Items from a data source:
-------

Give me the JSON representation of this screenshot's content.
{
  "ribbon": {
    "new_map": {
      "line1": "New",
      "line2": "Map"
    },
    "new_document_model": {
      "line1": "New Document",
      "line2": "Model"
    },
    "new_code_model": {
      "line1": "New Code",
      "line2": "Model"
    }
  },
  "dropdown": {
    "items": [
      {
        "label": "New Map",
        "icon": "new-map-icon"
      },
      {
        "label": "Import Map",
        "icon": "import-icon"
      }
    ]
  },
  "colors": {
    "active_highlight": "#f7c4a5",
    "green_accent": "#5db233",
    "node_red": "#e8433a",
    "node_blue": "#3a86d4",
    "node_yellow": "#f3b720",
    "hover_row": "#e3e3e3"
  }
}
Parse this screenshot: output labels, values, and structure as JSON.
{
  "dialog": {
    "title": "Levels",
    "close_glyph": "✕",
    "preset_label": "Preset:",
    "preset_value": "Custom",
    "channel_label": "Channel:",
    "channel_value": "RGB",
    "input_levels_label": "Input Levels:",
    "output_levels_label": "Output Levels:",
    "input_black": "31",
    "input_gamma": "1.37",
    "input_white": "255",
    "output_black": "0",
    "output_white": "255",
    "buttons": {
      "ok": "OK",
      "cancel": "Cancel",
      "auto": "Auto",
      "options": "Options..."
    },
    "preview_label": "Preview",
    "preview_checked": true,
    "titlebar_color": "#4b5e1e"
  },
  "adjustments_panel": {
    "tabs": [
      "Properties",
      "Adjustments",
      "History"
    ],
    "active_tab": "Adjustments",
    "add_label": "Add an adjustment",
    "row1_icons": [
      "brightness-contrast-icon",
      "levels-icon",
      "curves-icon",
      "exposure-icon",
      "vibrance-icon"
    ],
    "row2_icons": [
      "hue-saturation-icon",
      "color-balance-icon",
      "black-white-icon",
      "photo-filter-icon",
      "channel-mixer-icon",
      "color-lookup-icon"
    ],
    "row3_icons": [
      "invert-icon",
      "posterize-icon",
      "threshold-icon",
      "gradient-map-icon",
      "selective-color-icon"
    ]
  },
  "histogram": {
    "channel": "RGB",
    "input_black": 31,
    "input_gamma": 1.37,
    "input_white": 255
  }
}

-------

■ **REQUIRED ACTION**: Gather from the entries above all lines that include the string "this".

■ **WRITTEN ANSWER**:
Give me the JSON representation of this screenshot's content.
Parse this screenshot: output labels, values, and structure as JSON.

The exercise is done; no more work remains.